In New Jersey, when we start dealing with whether something is an “assault firearm”, one of the offending features is does it have a bayonet mount? Not a bayonet, by the way, but a bayonet mount, and that provision only applies to semi-automatic rifles. A Carcano is a bolt-action rifle. So, the existence of a bayonet or bayonet mount on a Carcano is not a relevant factor under New Jersey laws. So, the bolt action Carcano is not a problem. The fixed bayonet to the Carcano is not a problem individually. If the bayonet is removed, it’s not a problem. The fact that it has such rich history and documentation as to the role it played in World War II, that just adds to its intrigue and fascination.
Evan Nappen 25:34
Now, of course, Oswald, his famous rifle was a Carcano, and he supposedly ordered it from mail order. That is what led to the ending of mail order guns under Federal law. It was the allegation essentially that Oswald got his gun in that way. Now, the Oswald Carcano is an interesting gun in and of itself because it has a scope mount; a scope and mount the way he ordered it. The scope and mount are actually a very inexpensive kind of Japanese scope and mount. If you can find the Carcanos that were sold by the sporting goods store, I believe was Klein’s Sporting Goods store, where you paid a little extra and got the scope and the mount on it, those are pretty collectible. Because those really are the “Kennedy killers” that have that setup. They can go for some decent money. The Carcano itself is a collectible firearm. It was a military firearm of World War II.

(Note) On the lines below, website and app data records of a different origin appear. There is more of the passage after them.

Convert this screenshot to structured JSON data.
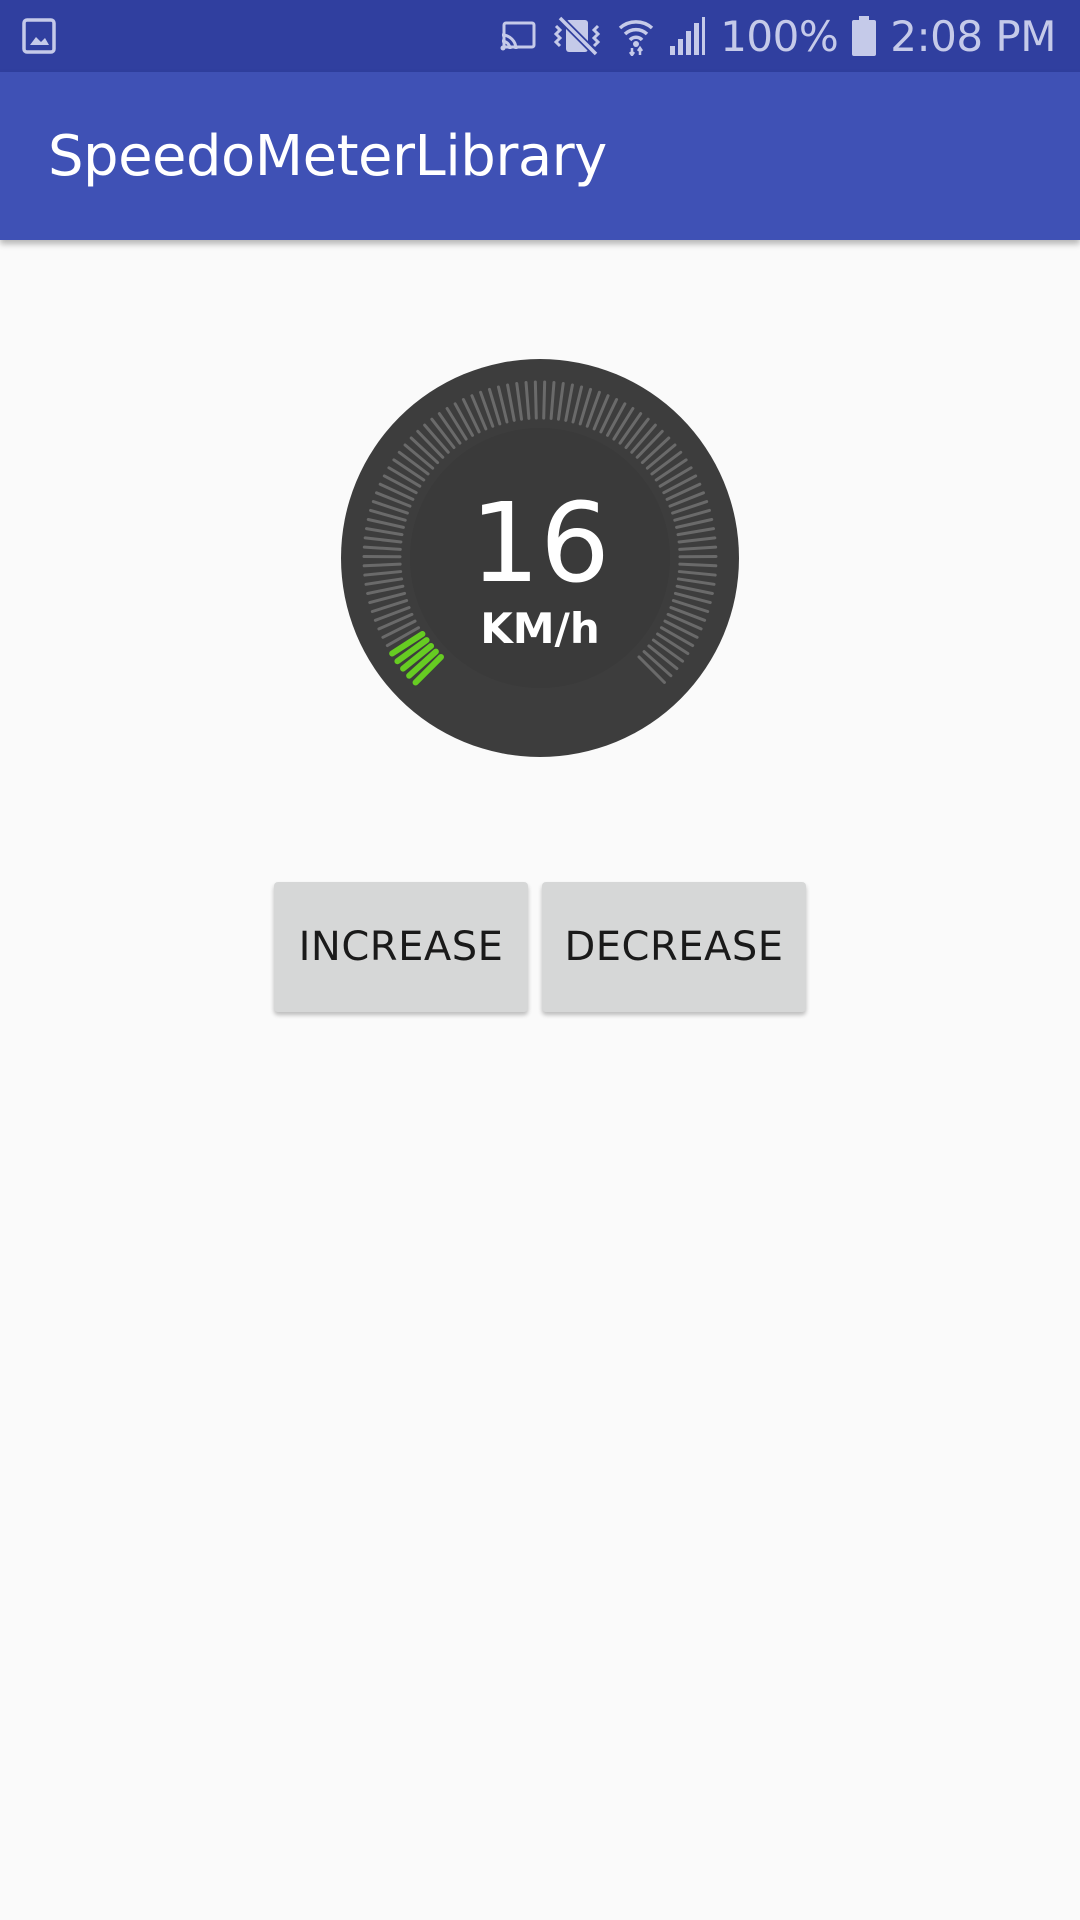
{
  "status_bar": {
    "battery": "100%",
    "time": "2:08 PM",
    "icons": [
      "gallery-icon",
      "cast-icon",
      "vibrate-icon",
      "wifi-icon",
      "signal-icon",
      "battery-icon"
    ]
  },
  "app_bar": {
    "title": "SpeedoMeterLibrary"
  },
  "speedometer": {
    "value": "16",
    "unit": "KM/h",
    "active_fraction": 0.06,
    "colors": {
      "dial": "#3d3d3d",
      "tick": "#6a6a6a",
      "active_tick": "#66cc22"
    }
  },
  "buttons": {
    "increase": "INCREASE",
    "decrease": "DECREASE"
  },
  "colors": {
    "status_bar": "#303f9f",
    "app_bar": "#3f51b5",
    "background": "#fafafa",
    "button": "#d6d7d7"
  }
}
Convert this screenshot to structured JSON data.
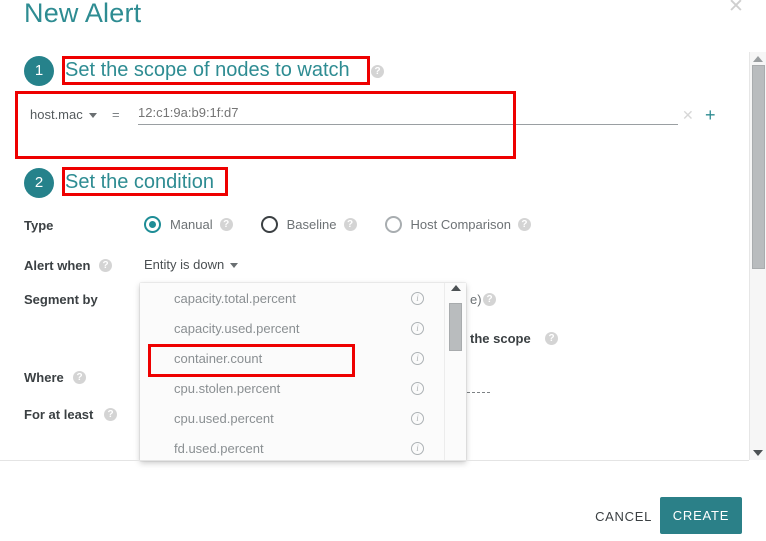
{
  "dialog": {
    "title": "New Alert",
    "close_icon": "close-icon"
  },
  "steps": [
    {
      "number": "1",
      "title": "Set the scope of nodes to watch",
      "has_help": true
    },
    {
      "number": "2",
      "title": "Set the condition",
      "has_help": false
    }
  ],
  "scope": {
    "key": "host.mac",
    "operator": "=",
    "value": "12:c1:9a:b9:1f:d7",
    "value_placeholder": "12:c1:9a:b9:1f:d7",
    "remove_icon": "close-icon",
    "add_icon": "plus-icon"
  },
  "condition": {
    "type_label": "Type",
    "type_options": [
      {
        "label": "Manual",
        "selected": true,
        "hovered": false
      },
      {
        "label": "Baseline",
        "selected": false,
        "hovered": true
      },
      {
        "label": "Host Comparison",
        "selected": false,
        "hovered": false
      }
    ],
    "alert_when_label": "Alert when",
    "alert_when_value": "Entity is down",
    "segment_by_label": "Segment by",
    "where_label": "Where",
    "for_at_least_label": "For at least",
    "obscured_text_1": "e)",
    "obscured_text_2": "the scope"
  },
  "dropdown": {
    "items": [
      {
        "label": "capacity.total.percent",
        "highlighted": false
      },
      {
        "label": "capacity.used.percent",
        "highlighted": false
      },
      {
        "label": "container.count",
        "highlighted": true
      },
      {
        "label": "cpu.stolen.percent",
        "highlighted": false
      },
      {
        "label": "cpu.used.percent",
        "highlighted": false
      },
      {
        "label": "fd.used.percent",
        "highlighted": false
      }
    ],
    "info_icon": "info-icon",
    "scroll_up_icon": "caret-up-icon"
  },
  "footer": {
    "cancel_label": "CANCEL",
    "create_label": "CREATE"
  },
  "colors": {
    "teal": "#2e8c92",
    "teal_dark": "#2b8088",
    "annotation_red": "#ee0000",
    "label_dark": "#3b4043",
    "muted_gray": "#8a8f92"
  }
}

Evan Nappen 26:53
But it’s not a prohibited firearm under Jersey law, and the bayonet itself is not a problem. But you can see how the crazy patchwork of laws in Jersey just raises all these concerns. So, individuals cannot be sure, without asking an attorney, whether a collectible, bolt-action rifle from World War II with a bayonet is legal in New Jersey. It is really sad that we have gotten to that point. Really, the laws are so convoluted and so much fear which is based on the reality of the gun laws being so harsh and unforgiving. So, to play it safe, the best thing to do is clear it up. Send me your questions. I love to speak about them, and I love getting the feedback. I know that you, the listener, enjoy hearing what people have to say and what their questions may be. Who knows? Maybe this is something you were wondering about. Until next time, remember that gun laws do not protect honest citizens from criminals. They protect criminals from honest citizens.
Speaker 3 28:19
Gun Lawyer his a CounterThink Media production. The music used in this broadcast was managed by Cosmo Music, New York, New York. Reach us by emailing Evan@gun.lawyer. The information and opinions in this broadcast do not constitute legal advice. Consult a licensed attorney in your state.